In power punch, AAP orders discom audit
Jan 01 2014 , Mumbai
Cagey power companies say issue sub-judice
“We have ordered an audit of the private power distribution companies. CAG has said it will do the audit,” chief minister Arvind Kejriwal told reporters after a meeting of his cabinet.
Kejriwal said the lieutenant-governor’s order would go to CAG on Thursday. “From tomorrow the audit will begin,” he said.
While the order by lieutenant-governor Najeeb Jung will technically allow the government and CAG to audit the accounts, the matter is sub-judice and is being heard by the Delhi high court. The next hearing is on January 22.
Honouring its poll promise, the AAP government on Tuesday halved the power tariff by offering a subsidy till March 31. The subsidy is for consumption up to 400 units and will cost the government Rs 200 crore in the three months.
Shares of Tata Power fell by 1.09 per cent to close at Rs 90.35 on Wednesday, while the Reliance Power stock advanced 1.43 per cent to Rs 74.25 amid lacklustre trading.
When contacted by Financial Chronicle, the Tata company’s spokesperson Ajey Maharaj said, “We are waiting for the order to reach us by tomorrow. We will wait for the order to decide on the process.”

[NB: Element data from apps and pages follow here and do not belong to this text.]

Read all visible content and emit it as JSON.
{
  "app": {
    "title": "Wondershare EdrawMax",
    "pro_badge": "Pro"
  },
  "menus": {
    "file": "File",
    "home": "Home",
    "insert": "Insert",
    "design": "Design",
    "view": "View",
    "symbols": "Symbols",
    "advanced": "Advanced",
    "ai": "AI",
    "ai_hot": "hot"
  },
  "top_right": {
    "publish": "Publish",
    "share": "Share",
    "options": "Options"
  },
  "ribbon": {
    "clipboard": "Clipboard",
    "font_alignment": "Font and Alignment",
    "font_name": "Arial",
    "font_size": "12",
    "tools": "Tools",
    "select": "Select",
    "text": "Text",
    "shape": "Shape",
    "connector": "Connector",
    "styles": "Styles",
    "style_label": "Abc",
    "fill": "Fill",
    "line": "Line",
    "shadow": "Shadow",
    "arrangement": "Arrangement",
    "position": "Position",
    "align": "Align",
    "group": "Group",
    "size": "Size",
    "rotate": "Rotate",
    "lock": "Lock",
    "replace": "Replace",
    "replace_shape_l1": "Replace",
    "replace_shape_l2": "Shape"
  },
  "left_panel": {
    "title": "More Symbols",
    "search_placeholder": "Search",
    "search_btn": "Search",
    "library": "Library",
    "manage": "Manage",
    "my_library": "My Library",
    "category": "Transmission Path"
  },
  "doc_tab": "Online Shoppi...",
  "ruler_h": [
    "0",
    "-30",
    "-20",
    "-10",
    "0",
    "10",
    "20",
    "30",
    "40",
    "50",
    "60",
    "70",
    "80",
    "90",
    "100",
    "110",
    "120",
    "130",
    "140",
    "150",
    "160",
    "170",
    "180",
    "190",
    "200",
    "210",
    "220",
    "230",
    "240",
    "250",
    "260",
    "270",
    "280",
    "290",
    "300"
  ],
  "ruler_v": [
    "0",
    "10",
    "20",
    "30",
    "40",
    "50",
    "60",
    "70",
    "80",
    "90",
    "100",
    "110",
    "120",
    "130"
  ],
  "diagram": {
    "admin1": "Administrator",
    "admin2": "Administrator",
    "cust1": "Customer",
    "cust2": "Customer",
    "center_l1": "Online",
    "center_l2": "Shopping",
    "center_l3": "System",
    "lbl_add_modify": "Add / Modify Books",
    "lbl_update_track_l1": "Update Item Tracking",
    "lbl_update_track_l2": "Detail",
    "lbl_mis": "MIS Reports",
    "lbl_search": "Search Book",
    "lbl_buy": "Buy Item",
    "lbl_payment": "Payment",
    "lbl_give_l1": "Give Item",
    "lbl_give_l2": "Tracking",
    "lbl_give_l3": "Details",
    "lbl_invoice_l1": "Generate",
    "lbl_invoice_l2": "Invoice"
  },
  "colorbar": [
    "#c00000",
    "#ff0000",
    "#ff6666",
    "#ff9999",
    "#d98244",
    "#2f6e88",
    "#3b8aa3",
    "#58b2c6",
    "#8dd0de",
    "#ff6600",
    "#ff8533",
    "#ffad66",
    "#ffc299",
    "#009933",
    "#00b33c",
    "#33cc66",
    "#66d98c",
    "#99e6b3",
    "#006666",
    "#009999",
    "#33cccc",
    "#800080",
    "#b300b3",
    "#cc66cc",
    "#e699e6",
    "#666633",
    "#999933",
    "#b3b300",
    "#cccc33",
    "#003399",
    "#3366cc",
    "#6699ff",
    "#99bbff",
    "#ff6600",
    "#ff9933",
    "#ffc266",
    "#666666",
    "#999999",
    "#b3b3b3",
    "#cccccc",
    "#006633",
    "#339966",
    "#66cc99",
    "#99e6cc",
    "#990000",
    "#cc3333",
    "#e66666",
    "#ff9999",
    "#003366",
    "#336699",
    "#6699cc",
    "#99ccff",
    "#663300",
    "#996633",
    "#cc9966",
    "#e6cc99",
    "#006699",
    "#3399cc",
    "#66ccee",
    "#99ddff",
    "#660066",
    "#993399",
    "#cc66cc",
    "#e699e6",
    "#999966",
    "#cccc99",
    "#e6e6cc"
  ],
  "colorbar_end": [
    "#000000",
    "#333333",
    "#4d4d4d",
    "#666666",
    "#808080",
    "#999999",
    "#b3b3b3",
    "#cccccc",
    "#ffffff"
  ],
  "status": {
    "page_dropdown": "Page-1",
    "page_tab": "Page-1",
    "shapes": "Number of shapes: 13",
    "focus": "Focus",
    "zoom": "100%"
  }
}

Asked if they would oppose the audit, the spokesperson said, “If the law of the land demands an audit, we will definitely comply with the directive. We will comply with all the statutory and administrative laws and regulations.”
The Reliance Infrastructure spokesperson declined to comment, saying the matter was sub-judice.
Power analysts and consultants slammed the action, calling the Delhi government decision retrograde. When all the states are reducing subsidies, Delhi has gone back to subsidies — not good for the state’s economy, they said.
“At best the regulator should introduce periodical checks to see if the claimed capex spends are properly done. That will ensure that the money is spent properly in the core business. This should not mean an audit. More than 70-80 per cent of the cost is already audited,” said Kameswara Rao, PwC executive director for energy.
TPDDL supplies electricity to 1.3 million consumers in North and North- West Delhi. The other two companies, BRPL and BYPL, supply power to the rest of the city, except areas under New Delhi Municipal Corporation.
Bhargav B, senior power analyst at Ambit Capital, said the audit would make no major discovery. “It is more of a rhetoric and election gimmick. This will not pay in the long term. Tata Power’s accounts are already audited at every stage; hence there won’t be much problem there. But it is difficult to say the same about Reliance Infra companies for they are not listed and we don’t have access to their financials,” he said.
The point was seconded by independent analyst A K Prabhakar, who said the Delhi decision was taking the economy back through subsidies when there was no way to recoup the money. “Investors will be de-motivated at a time when the sentiments are already at their lowest in the sector.”
Ripples of the Delhi government decision were felt at the national level on Wednesday, with Sanjay Nirupam, the All-India Congress Committee general secretary, urging the Maharashtra government to reduce the price of power in Mumbai for consumption up to 500 units.
In a letter to his party chief minister Prithvi Raj Chauhan, Nirupam said the problems in Mumbai were similar to those in Delhi and the subsidy allocations in the past had benefited only the distribution companies and not the consumer.
While the debate on the power tariff cut is on, the Delhi Electricity Regulatory Commission (DERC) is likely to begin this month the tariff revision process for 2014-15.